Wonder what happened to former UA running back Nic Grigsby? Some news out of the CFL has an answer.

Marianne Helm

All the success this season from senior Arizona running back Terris Jones-Grigsby probably made you wonder: Where in the heck is his half brother, former starting UA back Nic Grigsby? Wednesday, we found out.

It seems Grigsby was doing well considering all things. He was a member of the Canadian Football League's Winnipeg Bombers -- was being the key word there. Grigsby's name popped up on my Twitter feed because he was surprisingly released from the 6-9 team despite still leading the CFL in touchdowns.

Grigsby had apparently gotten off to a hot start with the team before it lost six games in a row. Oddly enough, he was benched in the Bombers' last game, even though the majority of fans and news articles claimed that the CFL's worst rushing attack had little to do with Grigsby, who was a force in the pass (444 yards on 55 catches) and the run game (he was fourth in the CFL with 744 rushing yards and just under four yards per carry to this point).

Grigsby's now-former coach, Mike O'Shea, confirmed Grigsby wanted off the team and didn't throw him under the bus, according to the Winnipeg Sun.

"I brought him into the office to explain to him what his role was going to be this week, and he asked to be released," O'Shea said, stopping short of saying Grigsby quit on his team.

"The word quit can be a harsh word. Blame, quit - all those words I tend to stay away from. But he was given an option and he chose to leave."

So that's where Grigsby finds himself these days.

Grigsby followed his career at Arizona -- a successful one with 2,957 rush yards and 25 touchdowns -- with a brief stint with the Miami Dolphins and with another CFL squad before he returned to Arizona, where he played baseball at Arizona Christian University.

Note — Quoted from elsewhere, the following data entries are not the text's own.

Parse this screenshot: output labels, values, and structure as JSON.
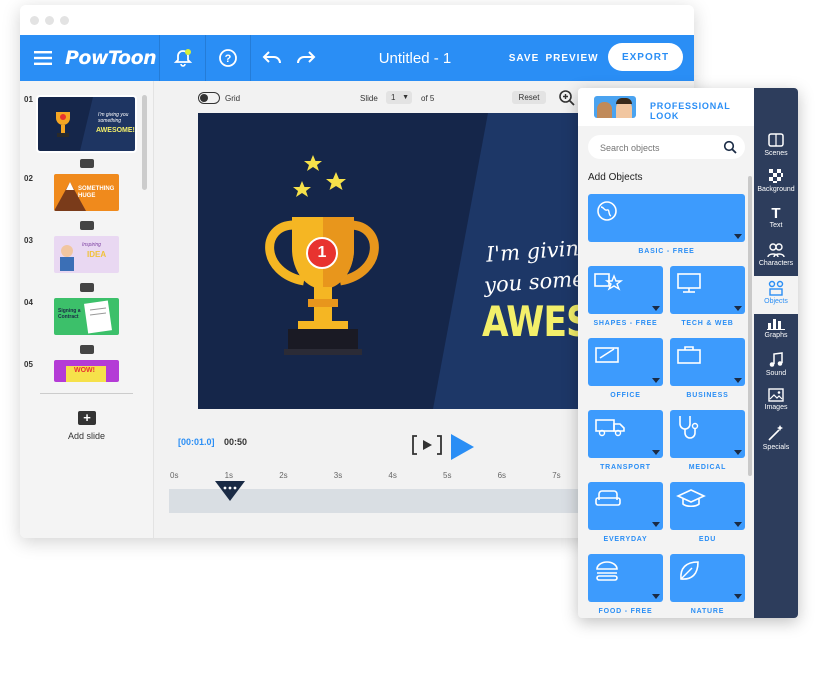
{
  "app": {
    "logo": "PowToon",
    "title": "Untitled - 1",
    "save_label": "SAVE",
    "preview_label": "PREVIEW",
    "export_label": "EXPORT"
  },
  "slides_panel": {
    "numbers": [
      "01",
      "02",
      "03",
      "04",
      "05"
    ],
    "add_slide_label": "Add slide",
    "thumb_texts": {
      "t1_small": "I'm giving you something",
      "t1_big": "AWESOME!",
      "t2": "SOMETHING HUGE",
      "t3_small": "Inspiring",
      "t3_big": "IDEA",
      "t4": "Signing a Contract",
      "t5": "WOW!"
    }
  },
  "toolbar": {
    "grid_label": "Grid",
    "slide_label": "Slide",
    "slide_value": "1",
    "of_label": "of 5",
    "reset_label": "Reset"
  },
  "slide_text": {
    "line1": "I'm giving",
    "line2": "you somethi",
    "big": "AWESO",
    "trophy_number": "1"
  },
  "timeline": {
    "current_time": "[00:01.0]",
    "duration": "00:50",
    "ticks": [
      "0s",
      "1s",
      "2s",
      "3s",
      "4s",
      "5s",
      "6s",
      "7s"
    ],
    "playhead_position_seconds": 1
  },
  "objects_panel": {
    "header": "PROFESSIONAL LOOK",
    "search_placeholder": "Search objects",
    "section_title": "Add Objects",
    "tiles": [
      "BASIC - FREE",
      "SHAPES - FREE",
      "TECH & WEB",
      "OFFICE",
      "BUSINESS",
      "TRANSPORT",
      "MEDICAL",
      "EVERYDAY",
      "EDU",
      "FOOD - FREE",
      "NATURE"
    ],
    "nav": [
      "Scenes",
      "Background",
      "Text",
      "Characters",
      "Objects",
      "Graphs",
      "Sound",
      "Images",
      "Specials"
    ],
    "active_nav": "Objects"
  },
  "colors": {
    "brand_blue": "#2a8ef5",
    "tile_blue": "#3d9bfd",
    "nav_dark": "#2d3d5c",
    "slide_bg": "#15264a",
    "accent_yellow": "#f3ef6a"
  }
}
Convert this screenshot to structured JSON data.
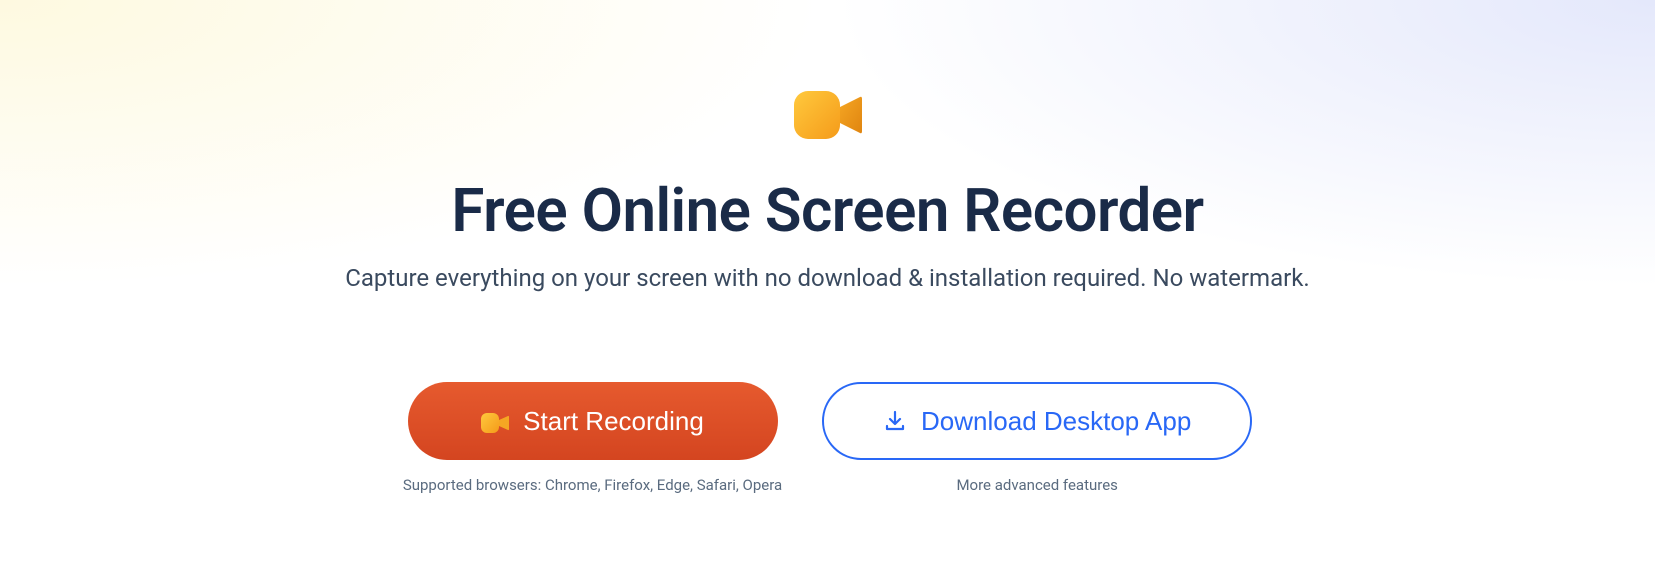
{
  "hero": {
    "title": "Free Online Screen Recorder",
    "subtitle": "Capture everything on your screen with no download & installation required. No watermark."
  },
  "actions": {
    "primary": {
      "label": "Start Recording",
      "caption": "Supported browsers: Chrome, Firefox, Edge, Safari, Opera"
    },
    "secondary": {
      "label": "Download Desktop App",
      "caption": "More advanced features"
    }
  },
  "colors": {
    "primary_button": "#d44520",
    "secondary_button_border": "#2968f6",
    "title_text": "#1a2b48"
  }
}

It seems he was well-liked by Winnipeg fans, and now it's on to the next chapter of a very interesting post-collegiate career.